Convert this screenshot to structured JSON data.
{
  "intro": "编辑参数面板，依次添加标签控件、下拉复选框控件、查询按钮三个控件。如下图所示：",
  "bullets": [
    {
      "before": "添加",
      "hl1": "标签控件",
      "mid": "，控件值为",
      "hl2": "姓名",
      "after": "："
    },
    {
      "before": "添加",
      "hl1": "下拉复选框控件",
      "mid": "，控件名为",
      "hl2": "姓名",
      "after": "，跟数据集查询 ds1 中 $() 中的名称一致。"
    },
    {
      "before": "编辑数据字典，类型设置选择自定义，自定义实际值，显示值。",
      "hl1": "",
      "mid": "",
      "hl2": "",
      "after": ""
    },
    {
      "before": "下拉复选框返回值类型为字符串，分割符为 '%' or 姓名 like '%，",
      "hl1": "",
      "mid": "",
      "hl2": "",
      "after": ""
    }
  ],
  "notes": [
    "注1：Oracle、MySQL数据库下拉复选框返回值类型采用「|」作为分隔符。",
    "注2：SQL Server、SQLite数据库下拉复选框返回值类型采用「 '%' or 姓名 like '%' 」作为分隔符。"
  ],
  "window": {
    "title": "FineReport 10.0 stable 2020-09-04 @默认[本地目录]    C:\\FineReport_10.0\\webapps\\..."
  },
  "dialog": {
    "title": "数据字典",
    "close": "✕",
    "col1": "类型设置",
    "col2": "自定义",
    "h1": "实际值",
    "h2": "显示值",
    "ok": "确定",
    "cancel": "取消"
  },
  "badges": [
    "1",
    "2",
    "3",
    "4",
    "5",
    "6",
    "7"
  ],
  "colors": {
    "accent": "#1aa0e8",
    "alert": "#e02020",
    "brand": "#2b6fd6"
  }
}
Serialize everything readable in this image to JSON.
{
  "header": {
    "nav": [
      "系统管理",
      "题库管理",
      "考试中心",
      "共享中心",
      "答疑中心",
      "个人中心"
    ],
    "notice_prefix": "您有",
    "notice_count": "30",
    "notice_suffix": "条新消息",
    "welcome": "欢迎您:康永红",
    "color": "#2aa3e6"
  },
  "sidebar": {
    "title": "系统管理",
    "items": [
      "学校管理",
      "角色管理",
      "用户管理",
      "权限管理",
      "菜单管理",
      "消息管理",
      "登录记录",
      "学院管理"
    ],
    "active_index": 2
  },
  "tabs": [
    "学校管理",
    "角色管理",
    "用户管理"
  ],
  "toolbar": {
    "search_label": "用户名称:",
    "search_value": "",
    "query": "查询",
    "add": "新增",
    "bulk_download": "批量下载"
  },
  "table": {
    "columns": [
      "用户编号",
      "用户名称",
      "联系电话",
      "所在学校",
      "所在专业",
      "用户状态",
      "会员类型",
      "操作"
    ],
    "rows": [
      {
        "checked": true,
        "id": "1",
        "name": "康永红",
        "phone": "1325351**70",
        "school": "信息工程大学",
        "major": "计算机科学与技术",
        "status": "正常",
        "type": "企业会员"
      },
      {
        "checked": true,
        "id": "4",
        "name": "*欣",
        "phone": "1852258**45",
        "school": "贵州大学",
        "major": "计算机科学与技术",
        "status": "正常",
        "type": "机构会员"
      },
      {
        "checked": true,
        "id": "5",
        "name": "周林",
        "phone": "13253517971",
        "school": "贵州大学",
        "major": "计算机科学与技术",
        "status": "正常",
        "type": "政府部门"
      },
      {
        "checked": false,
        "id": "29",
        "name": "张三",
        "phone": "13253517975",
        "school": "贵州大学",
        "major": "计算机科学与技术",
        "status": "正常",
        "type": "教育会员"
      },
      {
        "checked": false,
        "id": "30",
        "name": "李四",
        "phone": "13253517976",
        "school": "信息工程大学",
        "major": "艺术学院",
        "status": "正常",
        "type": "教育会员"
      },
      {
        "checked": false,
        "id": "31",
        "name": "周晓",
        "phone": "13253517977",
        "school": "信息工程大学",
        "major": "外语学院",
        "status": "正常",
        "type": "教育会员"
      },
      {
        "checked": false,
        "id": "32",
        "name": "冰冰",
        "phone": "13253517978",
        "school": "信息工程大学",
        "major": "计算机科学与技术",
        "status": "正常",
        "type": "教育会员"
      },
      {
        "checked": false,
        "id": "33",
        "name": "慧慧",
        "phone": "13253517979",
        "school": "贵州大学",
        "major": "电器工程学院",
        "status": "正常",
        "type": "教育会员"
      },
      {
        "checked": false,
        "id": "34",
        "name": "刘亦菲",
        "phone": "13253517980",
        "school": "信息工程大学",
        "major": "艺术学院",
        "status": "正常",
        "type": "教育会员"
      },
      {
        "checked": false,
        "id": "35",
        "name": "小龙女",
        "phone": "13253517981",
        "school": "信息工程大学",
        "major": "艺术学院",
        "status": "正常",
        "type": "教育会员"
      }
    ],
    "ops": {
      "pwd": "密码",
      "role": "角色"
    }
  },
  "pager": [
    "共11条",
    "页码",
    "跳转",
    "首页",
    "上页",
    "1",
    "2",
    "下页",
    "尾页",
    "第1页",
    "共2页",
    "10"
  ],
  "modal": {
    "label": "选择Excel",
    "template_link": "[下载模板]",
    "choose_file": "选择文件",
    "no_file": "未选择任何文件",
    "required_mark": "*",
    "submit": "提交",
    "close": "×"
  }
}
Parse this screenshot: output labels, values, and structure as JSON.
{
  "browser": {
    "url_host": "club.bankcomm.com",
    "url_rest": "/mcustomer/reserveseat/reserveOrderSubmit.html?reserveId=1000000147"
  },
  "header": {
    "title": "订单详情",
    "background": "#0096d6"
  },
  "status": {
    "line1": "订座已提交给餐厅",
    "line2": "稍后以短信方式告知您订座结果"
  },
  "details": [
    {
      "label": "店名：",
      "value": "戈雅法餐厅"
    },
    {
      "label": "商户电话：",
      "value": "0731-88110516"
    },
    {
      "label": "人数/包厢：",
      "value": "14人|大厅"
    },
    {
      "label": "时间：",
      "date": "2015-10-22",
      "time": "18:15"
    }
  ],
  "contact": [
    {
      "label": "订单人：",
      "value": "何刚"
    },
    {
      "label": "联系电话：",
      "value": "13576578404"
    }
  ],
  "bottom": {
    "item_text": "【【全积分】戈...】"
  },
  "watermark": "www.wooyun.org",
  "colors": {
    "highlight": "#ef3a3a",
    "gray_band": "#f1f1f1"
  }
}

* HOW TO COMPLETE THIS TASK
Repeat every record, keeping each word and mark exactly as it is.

* TASK ANSWER
Convert this screenshot to structured JSON data.
{
  "intro": "编辑参数面板，依次添加标签控件、下拉复选框控件、查询按钮三个控件。如下图所示：",
  "bullets": [
    {
      "before": "添加",
      "hl1": "标签控件",
      "mid": "，控件值为",
      "hl2": "姓名",
      "after": "："
    },
    {
      "before": "添加",
      "hl1": "下拉复选框控件",
      "mid": "，控件名为",
      "hl2": "姓名",
      "after": "，跟数据集查询 ds1 中 $() 中的名称一致。"
    },
    {
      "before": "编辑数据字典，类型设置选择自定义，自定义实际值，显示值。",
      "hl1": "",
      "mid": "",
      "hl2": "",
      "after": ""
    },
    {
      "before": "下拉复选框返回值类型为字符串，分割符为 '%' or 姓名 like '%，",
      "hl1": "",
      "mid": "",
      "hl2": "",
      "after": ""
    }
  ],
  "notes": [
    "注1：Oracle、MySQL数据库下拉复选框返回值类型采用「|」作为分隔符。",
    "注2：SQL Server、SQLite数据库下拉复选框返回值类型采用「 '%' or 姓名 like '%' 」作为分隔符。"
  ],
  "window": {
    "title": "FineReport 10.0 stable 2020-09-04 @默认[本地目录]    C:\\FineReport_10.0\\webapps\\..."
  },
  "dialog": {
    "title": "数据字典",
    "close": "✕",
    "col1": "类型设置",
    "col2": "自定义",
    "h1": "实际值",
    "h2": "显示值",
    "ok": "确定",
    "cancel": "取消"
  },
  "badges": [
    "1",
    "2",
    "3",
    "4",
    "5",
    "6",
    "7"
  ],
  "colors": {
    "accent": "#1aa0e8",
    "alert": "#e02020",
    "brand": "#2b6fd6"
  }
}
Serialize everything readable in this image to JSON.
{
  "header": {
    "nav": [
      "系统管理",
      "题库管理",
      "考试中心",
      "共享中心",
      "答疑中心",
      "个人中心"
    ],
    "notice_prefix": "您有",
    "notice_count": "30",
    "notice_suffix": "条新消息",
    "welcome": "欢迎您:康永红",
    "color": "#2aa3e6"
  },
  "sidebar": {
    "title": "系统管理",
    "items": [
      "学校管理",
      "角色管理",
      "用户管理",
      "权限管理",
      "菜单管理",
      "消息管理",
      "登录记录",
      "学院管理"
    ],
    "active_index": 2
  },
  "tabs": [
    "学校管理",
    "角色管理",
    "用户管理"
  ],
  "toolbar": {
    "search_label": "用户名称:",
    "search_value": "",
    "query": "查询",
    "add": "新增",
    "bulk_download": "批量下载"
  },
  "table": {
    "columns": [
      "用户编号",
      "用户名称",
      "联系电话",
      "所在学校",
      "所在专业",
      "用户状态",
      "会员类型",
      "操作"
    ],
    "rows": [
      {
        "checked": true,
        "id": "1",
        "name": "康永红",
        "phone": "1325351**70",
        "school": "信息工程大学",
        "major": "计算机科学与技术",
        "status": "正常",
        "type": "企业会员"
      },
      {
        "checked": true,
        "id": "4",
        "name": "*欣",
        "phone": "1852258**45",
        "school": "贵州大学",
        "major": "计算机科学与技术",
        "status": "正常",
        "type": "机构会员"
      },
      {
        "checked": true,
        "id": "5",
        "name": "周林",
        "phone": "13253517971",
        "school": "贵州大学",
        "major": "计算机科学与技术",
        "status": "正常",
        "type": "政府部门"
      },
      {
        "checked": false,
        "id": "29",
        "name": "张三",
        "phone": "13253517975",
        "school": "贵州大学",
        "major": "计算机科学与技术",
        "status": "正常",
        "type": "教育会员"
      },
      {
        "checked": false,
        "id": "30",
        "name": "李四",
        "phone": "13253517976",
        "school": "信息工程大学",
        "major": "艺术学院",
        "status": "正常",
        "type": "教育会员"
      },
      {
        "checked": false,
        "id": "31",
        "name": "周晓",
        "phone": "13253517977",
        "school": "信息工程大学",
        "major": "外语学院",
        "status": "正常",
        "type": "教育会员"
      },
      {
        "checked": false,
        "id": "32",
        "name": "冰冰",
        "phone": "13253517978",
        "school": "信息工程大学",
        "major": "计算机科学与技术",
        "status": "正常",
        "type": "教育会员"
      },
      {
        "checked": false,
        "id": "33",
        "name": "慧慧",
        "phone": "13253517979",
        "school": "贵州大学",
        "major": "电器工程学院",
        "status": "正常",
        "type": "教育会员"
      },
      {
        "checked": false,
        "id": "34",
        "name": "刘亦菲",
        "phone": "13253517980",
        "school": "信息工程大学",
        "major": "艺术学院",
        "status": "正常",
        "type": "教育会员"
      },
      {
        "checked": false,
        "id": "35",
        "name": "小龙女",
        "phone": "13253517981",
        "school": "信息工程大学",
        "major": "艺术学院",
        "status": "正常",
        "type": "教育会员"
      }
    ],
    "ops": {
      "pwd": "密码",
      "role": "角色"
    }
  },
  "pager": [
    "共11条",
    "页码",
    "跳转",
    "首页",
    "上页",
    "1",
    "2",
    "下页",
    "尾页",
    "第1页",
    "共2页",
    "10"
  ],
  "modal": {
    "label": "选择Excel",
    "template_link": "[下载模板]",
    "choose_file": "选择文件",
    "no_file": "未选择任何文件",
    "required_mark": "*",
    "submit": "提交",
    "close": "×"
  }
}
Parse this screenshot: output labels, values, and structure as JSON.
{
  "browser": {
    "url_host": "club.bankcomm.com",
    "url_rest": "/mcustomer/reserveseat/reserveOrderSubmit.html?reserveId=1000000147"
  },
  "header": {
    "title": "订单详情",
    "background": "#0096d6"
  },
  "status": {
    "line1": "订座已提交给餐厅",
    "line2": "稍后以短信方式告知您订座结果"
  },
  "details": [
    {
      "label": "店名：",
      "value": "戈雅法餐厅"
    },
    {
      "label": "商户电话：",
      "value": "0731-88110516"
    },
    {
      "label": "人数/包厢：",
      "value": "14人|大厅"
    },
    {
      "label": "时间：",
      "date": "2015-10-22",
      "time": "18:15"
    }
  ],
  "contact": [
    {
      "label": "订单人：",
      "value": "何刚"
    },
    {
      "label": "联系电话：",
      "value": "13576578404"
    }
  ],
  "bottom": {
    "item_text": "【【全积分】戈...】"
  },
  "watermark": "www.wooyun.org",
  "colors": {
    "highlight": "#ef3a3a",
    "gray_band": "#f1f1f1"
  }
}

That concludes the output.